Présentation de l’interview qui va suivre dans les jours qui viennent, et qu’il faut aussi que je traduise.
Stephen Phinney is an MD with a PhD in nutritional biochemistry who has been studying low-carb diets and their implications on the human metabolism for more than 30 years. He wrote two books with Jeff Volek, “The art and science of low-carbohydrate living” and “The art and science of low-carbohydrate performance” (and also a couple of other ones, including a science fiction novel “Above Evil”).
I read both of them and found them very interesting and inspirational. But although low carb seemed immediately obvious to me (after reading a couple of Jared Diamond books), nutritional ketosis (what?) always had a mysterious, scary vibe.
My mother’s face, my dietician friends or my fellow runners always expressed the same thing “are you nuts” ? Not to mention what you can find on the Internet.
But I may be a little nuts, and I like scary things …
To make the following posts easy to understand for all readers, here are a couple of quick definitions. Pardon me Dr Phinney, this is VERY reductionist 🙂
Our body needs energy to move and survive.
The energy comes from food (amazing, isn’t it ? I think sometimes we forget this).
In a very caricatured way, the food falls in 3 categories: carbohydrates (sugar and starches), proteins (meat, dairy/cheese, and some legumes) and fat (animal or vegetable);
The common dogma in the western industrial countries is that our energy should come from the three sources, with ratios such as 40 to 55% of energy coming from carbs, because carbs are “the fuel for your muscles and the only energy your brain can use”.
But… at the biochemical level, down deep in your cells, the mitochondria (organelles that provide energy to you cells) can use either carbs or fat as fuel to generate ATP, which is the actual source of energy for most of the organs. Then it becomes really complicated.
So, when there is no glucose available, fat is used. Or even protein.
Which means is it’s OK that people use low-carb diets (with typically less than 20% of the energy coming from carbs).
Even the brain, which requires close to 25% of the energy spent per day, still can function on mysterious substances called ketones, generated by the liver from fat when there is no carbs in sight.
The body generates ketones when you eat very little carbs for more than a day or two: it’s called nutritional ketosis.
Distance runners are obviously interested in the flexibility of human metabolic paths.
Every marathon runner knows that his carbs stores (glycogen) will be depleted before the end of the race. On the other hand, a very lean athlete (let’s say, me, with 7% body fat), has 5 kilos of fat stored, or 45.000 calories of energy reserve – when a marathon requires less than 5.000!

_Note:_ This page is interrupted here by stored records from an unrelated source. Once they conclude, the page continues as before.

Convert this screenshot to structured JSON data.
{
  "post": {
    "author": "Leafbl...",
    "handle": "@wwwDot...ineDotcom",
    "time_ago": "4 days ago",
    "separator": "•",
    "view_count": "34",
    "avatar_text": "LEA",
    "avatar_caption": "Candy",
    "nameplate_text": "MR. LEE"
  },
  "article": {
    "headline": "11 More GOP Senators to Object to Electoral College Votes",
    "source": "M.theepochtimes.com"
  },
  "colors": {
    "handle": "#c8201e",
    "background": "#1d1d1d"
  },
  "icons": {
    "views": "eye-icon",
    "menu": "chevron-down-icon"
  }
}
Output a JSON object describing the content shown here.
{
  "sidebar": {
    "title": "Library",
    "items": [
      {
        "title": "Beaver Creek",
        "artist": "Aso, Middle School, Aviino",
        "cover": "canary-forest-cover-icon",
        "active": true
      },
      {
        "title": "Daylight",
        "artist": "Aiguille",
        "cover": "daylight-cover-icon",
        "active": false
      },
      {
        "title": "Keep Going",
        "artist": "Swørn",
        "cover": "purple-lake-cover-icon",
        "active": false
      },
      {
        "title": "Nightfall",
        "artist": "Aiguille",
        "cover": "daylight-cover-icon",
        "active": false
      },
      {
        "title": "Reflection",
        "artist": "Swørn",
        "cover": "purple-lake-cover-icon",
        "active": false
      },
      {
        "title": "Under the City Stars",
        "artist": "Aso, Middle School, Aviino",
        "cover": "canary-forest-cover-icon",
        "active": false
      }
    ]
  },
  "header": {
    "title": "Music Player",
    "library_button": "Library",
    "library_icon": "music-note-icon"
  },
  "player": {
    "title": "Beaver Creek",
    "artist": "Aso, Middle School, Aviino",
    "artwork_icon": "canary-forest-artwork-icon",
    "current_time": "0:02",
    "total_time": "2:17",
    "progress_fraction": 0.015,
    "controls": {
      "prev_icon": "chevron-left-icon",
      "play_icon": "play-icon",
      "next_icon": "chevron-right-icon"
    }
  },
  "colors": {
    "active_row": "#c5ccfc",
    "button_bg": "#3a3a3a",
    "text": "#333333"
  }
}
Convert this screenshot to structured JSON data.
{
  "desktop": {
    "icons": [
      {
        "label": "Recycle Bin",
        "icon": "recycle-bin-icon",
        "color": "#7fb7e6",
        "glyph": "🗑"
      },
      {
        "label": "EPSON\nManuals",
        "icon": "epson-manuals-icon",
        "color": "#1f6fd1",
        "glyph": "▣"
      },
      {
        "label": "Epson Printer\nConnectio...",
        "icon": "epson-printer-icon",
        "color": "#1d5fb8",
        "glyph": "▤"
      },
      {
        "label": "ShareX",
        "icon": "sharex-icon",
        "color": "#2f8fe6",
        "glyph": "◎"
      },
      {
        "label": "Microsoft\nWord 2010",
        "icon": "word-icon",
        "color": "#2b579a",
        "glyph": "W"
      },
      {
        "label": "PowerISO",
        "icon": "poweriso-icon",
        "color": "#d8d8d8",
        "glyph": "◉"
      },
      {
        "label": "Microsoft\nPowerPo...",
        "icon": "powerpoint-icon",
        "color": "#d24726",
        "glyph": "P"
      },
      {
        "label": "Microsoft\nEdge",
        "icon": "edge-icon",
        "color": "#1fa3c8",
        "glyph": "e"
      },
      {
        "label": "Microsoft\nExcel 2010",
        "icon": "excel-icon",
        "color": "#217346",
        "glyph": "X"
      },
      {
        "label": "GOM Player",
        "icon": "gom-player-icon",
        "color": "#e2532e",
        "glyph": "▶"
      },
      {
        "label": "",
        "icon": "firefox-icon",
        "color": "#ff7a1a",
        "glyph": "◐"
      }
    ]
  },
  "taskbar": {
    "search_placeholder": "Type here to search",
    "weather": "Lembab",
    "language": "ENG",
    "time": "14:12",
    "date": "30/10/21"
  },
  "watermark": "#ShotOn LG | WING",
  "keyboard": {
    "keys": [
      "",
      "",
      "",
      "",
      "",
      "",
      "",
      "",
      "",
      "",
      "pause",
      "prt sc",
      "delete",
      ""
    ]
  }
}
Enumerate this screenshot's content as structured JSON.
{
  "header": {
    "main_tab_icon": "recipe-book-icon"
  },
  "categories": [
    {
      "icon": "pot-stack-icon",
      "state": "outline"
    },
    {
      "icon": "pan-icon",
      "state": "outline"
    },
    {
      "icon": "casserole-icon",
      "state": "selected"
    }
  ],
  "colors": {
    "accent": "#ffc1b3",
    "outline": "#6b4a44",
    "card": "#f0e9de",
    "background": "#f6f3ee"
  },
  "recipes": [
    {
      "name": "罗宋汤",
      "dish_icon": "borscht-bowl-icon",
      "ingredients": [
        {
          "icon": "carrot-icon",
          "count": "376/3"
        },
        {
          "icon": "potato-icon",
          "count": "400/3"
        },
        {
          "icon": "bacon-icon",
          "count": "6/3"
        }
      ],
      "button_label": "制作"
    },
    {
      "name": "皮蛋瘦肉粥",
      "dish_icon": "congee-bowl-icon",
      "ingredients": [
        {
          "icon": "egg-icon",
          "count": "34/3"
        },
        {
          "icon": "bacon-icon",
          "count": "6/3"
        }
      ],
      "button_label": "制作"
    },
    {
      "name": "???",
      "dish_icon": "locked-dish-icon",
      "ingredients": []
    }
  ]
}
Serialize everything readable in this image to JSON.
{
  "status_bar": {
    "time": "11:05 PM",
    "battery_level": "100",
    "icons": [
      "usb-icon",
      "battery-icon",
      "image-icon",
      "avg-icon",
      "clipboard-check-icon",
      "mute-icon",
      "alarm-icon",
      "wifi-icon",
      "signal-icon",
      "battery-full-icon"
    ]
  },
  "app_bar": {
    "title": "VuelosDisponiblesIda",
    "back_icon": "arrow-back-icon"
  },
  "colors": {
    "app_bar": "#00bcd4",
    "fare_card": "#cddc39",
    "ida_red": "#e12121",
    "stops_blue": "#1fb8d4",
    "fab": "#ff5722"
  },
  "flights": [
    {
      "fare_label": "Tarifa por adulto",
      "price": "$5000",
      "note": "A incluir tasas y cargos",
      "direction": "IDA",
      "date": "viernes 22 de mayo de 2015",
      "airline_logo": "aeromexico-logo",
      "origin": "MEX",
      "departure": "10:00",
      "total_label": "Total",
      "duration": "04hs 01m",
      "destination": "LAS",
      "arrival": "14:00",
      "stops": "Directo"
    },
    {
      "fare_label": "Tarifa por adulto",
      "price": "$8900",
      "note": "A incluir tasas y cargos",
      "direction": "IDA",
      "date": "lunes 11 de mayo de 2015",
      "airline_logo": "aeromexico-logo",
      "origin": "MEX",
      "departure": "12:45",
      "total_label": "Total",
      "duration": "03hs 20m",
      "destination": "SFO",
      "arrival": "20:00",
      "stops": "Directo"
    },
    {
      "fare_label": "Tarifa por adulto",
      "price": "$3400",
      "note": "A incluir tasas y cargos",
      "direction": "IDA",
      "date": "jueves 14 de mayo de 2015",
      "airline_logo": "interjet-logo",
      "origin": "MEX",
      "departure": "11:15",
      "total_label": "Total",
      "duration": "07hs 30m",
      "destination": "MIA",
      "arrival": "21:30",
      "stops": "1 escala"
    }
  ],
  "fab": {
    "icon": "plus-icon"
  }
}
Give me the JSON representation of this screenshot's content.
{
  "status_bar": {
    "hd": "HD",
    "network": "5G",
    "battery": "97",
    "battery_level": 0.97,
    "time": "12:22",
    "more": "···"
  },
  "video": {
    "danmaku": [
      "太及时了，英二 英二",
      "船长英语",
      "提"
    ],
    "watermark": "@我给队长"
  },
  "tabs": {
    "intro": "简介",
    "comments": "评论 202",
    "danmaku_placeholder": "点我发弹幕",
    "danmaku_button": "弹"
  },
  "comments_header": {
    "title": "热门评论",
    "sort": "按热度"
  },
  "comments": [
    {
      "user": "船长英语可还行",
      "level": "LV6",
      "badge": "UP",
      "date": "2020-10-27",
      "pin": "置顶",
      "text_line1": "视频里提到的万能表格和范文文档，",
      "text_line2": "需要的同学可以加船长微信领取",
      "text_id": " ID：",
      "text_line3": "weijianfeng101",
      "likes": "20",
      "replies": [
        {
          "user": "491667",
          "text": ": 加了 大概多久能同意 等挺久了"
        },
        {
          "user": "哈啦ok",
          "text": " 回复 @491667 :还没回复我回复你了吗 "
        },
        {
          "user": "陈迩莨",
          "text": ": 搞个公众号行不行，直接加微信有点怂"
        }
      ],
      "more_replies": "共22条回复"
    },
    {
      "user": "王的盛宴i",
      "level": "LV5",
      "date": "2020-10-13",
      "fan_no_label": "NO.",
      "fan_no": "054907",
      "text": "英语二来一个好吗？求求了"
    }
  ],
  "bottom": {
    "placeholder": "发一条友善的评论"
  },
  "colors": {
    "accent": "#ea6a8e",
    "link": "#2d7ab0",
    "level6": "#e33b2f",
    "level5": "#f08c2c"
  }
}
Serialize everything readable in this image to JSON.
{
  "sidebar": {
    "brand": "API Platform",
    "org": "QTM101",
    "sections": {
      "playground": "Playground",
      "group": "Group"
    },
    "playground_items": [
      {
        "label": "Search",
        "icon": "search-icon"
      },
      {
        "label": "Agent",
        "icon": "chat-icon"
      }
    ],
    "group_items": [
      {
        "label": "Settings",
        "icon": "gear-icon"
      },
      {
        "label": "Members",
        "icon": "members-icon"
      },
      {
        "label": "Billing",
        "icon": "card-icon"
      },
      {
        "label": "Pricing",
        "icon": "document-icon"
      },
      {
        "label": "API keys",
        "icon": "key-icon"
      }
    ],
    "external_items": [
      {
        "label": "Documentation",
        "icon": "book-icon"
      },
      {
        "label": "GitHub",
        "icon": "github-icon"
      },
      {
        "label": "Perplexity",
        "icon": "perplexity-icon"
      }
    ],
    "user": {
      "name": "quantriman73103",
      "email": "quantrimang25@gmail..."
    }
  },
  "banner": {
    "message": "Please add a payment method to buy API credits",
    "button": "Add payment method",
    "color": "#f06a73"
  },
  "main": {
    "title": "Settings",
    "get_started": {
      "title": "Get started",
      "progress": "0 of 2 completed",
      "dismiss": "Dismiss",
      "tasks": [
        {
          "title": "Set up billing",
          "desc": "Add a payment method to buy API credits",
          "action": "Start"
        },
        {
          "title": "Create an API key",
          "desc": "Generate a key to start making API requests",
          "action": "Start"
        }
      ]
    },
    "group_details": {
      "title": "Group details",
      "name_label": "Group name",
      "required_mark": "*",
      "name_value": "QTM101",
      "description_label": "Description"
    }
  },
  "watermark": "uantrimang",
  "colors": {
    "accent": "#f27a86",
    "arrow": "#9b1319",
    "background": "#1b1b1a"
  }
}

So … as a runner having switched to low carb a couple of years ago I wanted to know more about the subject, specially the nutritional ketosis and Stephen Phinney was nice enough to accept my request for a written interview, followed by a phone interview and in the upcoming posts you will be able to read the transcript of what we discussed.
As a fascinating bonus, he pointed me to this very, very interesting article in Science, that I commented in a former post, that shows that nutritional ketosis has very powerful positive effects on gene transcription and strong antioxidant properties, which is kind of a total scoop in the nutritional world : ketones are not only proper energy, but also influence our gene expression … for the best. As Stephen says “if it was a molecule that could be patented, it could be worth 100 billion dollars”. And it’s right there, inside your body – for free.
Stay tuned …